Alford 2002: 41) How can she [the daughter] separate psychically from the mother without entering into another relationship where she relinquishes her will and desire? (Maguire 1995: 61) The model of self behind the ethic of care A major inﬂuential strand of feminist writing in the last twenty-ﬁve years has been the attempt to redeﬁne theories of the self (also referred to as ‘subjectivity’, ‘the subject’ and ‘identity’) to reﬂect a feminine, caring, rather than a masculine, norm. In philosophy, this has entailed a critique of the Kantian, Enlightenment principle of the autonomous, independent, self-interested, individualistic subject in favour of a connected, relational, caring subject who is formed and embedded in social relationships and whose ethics are deﬁned by care for others (Mackenzie and Stoljar 2000).

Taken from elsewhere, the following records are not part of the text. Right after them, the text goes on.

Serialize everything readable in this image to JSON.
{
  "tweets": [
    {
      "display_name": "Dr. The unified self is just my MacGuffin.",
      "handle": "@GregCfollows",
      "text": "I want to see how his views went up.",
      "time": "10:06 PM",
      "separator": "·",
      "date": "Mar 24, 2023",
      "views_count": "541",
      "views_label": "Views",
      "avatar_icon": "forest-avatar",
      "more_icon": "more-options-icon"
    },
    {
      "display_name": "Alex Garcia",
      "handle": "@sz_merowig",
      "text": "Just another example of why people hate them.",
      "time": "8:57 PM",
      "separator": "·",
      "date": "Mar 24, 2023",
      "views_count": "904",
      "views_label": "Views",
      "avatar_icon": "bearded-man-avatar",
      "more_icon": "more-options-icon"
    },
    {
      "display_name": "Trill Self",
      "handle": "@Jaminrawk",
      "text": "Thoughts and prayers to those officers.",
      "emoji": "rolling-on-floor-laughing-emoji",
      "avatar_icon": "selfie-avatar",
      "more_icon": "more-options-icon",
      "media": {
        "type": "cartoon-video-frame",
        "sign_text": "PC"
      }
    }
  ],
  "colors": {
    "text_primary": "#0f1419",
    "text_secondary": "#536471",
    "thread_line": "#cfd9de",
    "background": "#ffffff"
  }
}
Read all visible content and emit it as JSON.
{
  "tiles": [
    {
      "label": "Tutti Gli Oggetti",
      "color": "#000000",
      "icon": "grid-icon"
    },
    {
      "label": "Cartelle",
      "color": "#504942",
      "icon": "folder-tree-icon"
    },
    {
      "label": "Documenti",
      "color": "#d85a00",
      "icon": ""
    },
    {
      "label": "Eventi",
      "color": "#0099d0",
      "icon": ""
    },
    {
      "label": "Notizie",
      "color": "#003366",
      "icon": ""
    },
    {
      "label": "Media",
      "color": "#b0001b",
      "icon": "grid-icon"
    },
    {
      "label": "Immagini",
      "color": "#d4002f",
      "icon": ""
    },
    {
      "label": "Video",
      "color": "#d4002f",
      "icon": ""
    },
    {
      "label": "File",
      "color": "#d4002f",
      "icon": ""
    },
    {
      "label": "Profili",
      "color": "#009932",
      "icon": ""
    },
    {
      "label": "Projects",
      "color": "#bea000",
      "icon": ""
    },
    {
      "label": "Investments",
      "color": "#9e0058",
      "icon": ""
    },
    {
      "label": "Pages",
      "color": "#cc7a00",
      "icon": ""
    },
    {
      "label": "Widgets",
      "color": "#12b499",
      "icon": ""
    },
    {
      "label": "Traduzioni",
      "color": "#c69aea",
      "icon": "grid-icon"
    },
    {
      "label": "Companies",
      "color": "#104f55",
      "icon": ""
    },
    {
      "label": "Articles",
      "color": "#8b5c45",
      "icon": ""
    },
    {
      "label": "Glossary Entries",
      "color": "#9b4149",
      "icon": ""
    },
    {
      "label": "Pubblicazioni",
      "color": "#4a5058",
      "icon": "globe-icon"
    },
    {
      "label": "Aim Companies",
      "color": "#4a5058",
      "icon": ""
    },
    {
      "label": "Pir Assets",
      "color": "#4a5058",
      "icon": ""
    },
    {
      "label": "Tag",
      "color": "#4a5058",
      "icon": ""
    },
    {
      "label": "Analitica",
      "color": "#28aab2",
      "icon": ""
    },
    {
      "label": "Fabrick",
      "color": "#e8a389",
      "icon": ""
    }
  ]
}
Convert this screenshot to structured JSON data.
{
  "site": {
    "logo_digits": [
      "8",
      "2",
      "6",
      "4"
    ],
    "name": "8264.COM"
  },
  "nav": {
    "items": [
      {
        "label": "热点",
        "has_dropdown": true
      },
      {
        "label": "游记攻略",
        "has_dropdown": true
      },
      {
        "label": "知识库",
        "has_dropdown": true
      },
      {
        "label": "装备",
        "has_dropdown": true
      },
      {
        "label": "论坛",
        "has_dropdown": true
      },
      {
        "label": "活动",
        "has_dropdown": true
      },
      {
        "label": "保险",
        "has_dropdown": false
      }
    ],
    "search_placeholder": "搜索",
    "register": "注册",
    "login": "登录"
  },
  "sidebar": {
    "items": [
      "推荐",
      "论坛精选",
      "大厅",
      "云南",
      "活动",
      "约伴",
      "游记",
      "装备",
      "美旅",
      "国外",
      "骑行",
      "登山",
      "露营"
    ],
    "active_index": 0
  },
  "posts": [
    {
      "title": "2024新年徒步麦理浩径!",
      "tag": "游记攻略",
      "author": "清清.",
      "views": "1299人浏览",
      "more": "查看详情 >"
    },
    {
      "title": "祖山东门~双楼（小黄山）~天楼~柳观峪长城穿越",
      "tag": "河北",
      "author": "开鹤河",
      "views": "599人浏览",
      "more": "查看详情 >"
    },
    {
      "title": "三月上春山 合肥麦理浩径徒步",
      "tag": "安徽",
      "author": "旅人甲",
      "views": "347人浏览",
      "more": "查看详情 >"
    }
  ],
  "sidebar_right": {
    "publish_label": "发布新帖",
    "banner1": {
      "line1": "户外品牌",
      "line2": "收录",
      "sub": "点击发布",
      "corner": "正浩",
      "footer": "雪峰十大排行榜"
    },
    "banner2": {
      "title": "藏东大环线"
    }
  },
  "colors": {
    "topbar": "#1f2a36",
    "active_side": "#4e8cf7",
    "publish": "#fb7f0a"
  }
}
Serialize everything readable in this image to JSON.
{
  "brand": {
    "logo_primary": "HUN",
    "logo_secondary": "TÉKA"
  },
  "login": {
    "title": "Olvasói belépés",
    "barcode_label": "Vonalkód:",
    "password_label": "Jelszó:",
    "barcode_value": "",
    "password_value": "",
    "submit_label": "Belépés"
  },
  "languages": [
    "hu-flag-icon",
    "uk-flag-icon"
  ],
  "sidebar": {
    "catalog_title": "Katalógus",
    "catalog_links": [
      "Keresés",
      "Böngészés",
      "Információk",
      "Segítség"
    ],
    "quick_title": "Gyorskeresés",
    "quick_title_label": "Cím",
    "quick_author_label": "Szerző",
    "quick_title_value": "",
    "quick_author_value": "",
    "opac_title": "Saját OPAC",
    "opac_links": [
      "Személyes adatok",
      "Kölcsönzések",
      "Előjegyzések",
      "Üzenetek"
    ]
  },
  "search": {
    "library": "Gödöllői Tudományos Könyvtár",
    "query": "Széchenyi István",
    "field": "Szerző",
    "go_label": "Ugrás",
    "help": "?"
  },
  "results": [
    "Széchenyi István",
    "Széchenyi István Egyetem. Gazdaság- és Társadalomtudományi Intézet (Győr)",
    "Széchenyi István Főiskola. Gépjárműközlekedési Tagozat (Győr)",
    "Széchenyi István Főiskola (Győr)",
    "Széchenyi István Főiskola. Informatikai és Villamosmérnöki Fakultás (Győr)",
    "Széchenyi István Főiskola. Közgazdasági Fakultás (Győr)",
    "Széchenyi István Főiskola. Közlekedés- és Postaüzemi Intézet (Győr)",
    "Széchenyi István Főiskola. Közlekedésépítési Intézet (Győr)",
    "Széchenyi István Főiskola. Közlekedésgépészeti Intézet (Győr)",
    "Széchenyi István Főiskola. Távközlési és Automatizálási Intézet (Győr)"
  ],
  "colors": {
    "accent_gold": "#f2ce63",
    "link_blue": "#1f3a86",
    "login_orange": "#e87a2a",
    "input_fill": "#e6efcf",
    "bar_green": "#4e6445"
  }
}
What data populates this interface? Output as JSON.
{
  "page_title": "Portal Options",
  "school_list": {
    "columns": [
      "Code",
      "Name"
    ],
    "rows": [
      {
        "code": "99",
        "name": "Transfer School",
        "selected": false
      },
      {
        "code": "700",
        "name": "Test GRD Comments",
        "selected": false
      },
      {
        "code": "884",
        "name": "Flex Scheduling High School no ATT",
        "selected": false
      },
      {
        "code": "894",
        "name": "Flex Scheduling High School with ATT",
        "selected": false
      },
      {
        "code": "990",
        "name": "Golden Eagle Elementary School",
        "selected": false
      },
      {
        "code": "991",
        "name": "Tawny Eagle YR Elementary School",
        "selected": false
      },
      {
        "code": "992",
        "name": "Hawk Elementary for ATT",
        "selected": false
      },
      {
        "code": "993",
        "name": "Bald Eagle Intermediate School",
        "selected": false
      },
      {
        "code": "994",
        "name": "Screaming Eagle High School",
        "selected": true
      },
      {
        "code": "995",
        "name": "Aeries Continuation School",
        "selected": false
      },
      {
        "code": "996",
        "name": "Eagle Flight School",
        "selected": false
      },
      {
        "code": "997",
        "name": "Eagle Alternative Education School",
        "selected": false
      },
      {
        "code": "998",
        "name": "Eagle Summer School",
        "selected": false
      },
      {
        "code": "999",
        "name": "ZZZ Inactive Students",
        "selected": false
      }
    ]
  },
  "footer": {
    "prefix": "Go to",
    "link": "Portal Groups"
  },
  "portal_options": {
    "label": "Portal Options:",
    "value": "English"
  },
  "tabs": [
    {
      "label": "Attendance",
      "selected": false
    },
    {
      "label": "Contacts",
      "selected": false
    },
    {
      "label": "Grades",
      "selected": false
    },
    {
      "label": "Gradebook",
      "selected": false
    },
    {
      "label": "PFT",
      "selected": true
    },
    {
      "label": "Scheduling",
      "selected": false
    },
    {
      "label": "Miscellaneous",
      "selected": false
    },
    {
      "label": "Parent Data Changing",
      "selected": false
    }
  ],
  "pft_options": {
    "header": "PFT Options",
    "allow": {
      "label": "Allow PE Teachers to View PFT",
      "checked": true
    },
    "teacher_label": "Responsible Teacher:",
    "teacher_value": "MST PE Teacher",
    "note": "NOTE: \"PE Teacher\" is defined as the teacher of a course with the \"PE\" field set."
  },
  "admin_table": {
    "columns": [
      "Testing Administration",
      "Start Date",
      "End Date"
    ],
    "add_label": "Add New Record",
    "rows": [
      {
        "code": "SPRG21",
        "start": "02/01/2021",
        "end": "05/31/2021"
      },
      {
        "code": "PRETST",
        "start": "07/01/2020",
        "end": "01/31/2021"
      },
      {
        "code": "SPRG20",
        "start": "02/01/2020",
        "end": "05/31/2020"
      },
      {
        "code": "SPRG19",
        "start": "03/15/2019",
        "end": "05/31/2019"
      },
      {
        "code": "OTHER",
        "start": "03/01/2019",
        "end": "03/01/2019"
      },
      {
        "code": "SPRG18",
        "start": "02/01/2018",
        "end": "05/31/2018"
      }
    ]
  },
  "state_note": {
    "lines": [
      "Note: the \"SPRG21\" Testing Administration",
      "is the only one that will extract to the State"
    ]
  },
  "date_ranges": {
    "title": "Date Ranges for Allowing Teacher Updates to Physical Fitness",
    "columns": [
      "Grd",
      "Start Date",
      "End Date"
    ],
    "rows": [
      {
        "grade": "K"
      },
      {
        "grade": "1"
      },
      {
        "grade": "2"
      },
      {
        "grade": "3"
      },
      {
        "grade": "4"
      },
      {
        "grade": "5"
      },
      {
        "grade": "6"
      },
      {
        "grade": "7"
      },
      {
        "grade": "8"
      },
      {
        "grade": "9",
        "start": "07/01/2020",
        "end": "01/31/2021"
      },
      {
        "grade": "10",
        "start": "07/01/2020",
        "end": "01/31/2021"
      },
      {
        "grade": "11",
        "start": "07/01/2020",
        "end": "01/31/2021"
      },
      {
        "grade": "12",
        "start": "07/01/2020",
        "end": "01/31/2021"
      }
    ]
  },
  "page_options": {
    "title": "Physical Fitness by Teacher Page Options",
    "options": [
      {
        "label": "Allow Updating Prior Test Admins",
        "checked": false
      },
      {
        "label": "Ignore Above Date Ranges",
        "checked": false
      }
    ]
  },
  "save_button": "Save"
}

This is when the girls appeared to forfeit their ‘voice’, a part of themselves that is rooted in knowing and expressing their own desires, irrespective of patriarchal pressure. The evidence of the Harvard group emphasises the compliance that girls demonstrate when entering into relationships with boys. It makes sense to understand this evidence as a product of girls’ later conflicts of establishing their gender in an environment of gender complementarity. This is like the classic Oedipal conﬂict inasmuch as it is structured around the issue of loss, because being a girl involves giving up what one would have as a boy.
Britton’s reading of the Oedipus complex throws a different light on the child’s relationship with both its parents (see Chapter 3). Girls’ experience of separation is not structured by Oedipal dynamics in the same way. Girls do often turn to the father, but not only for Oedipal reasons (see Chapter 5). Benjamin argues that girls’ initial turn to the father is motivated by identiﬁcatory love (a pre-Oedipal dynamic), which enables the girl to aspire to be like the father. Freud thought that girls’ turn to the father is out of object love, wanting him for what she could not have – an effect of facing gender complementarity.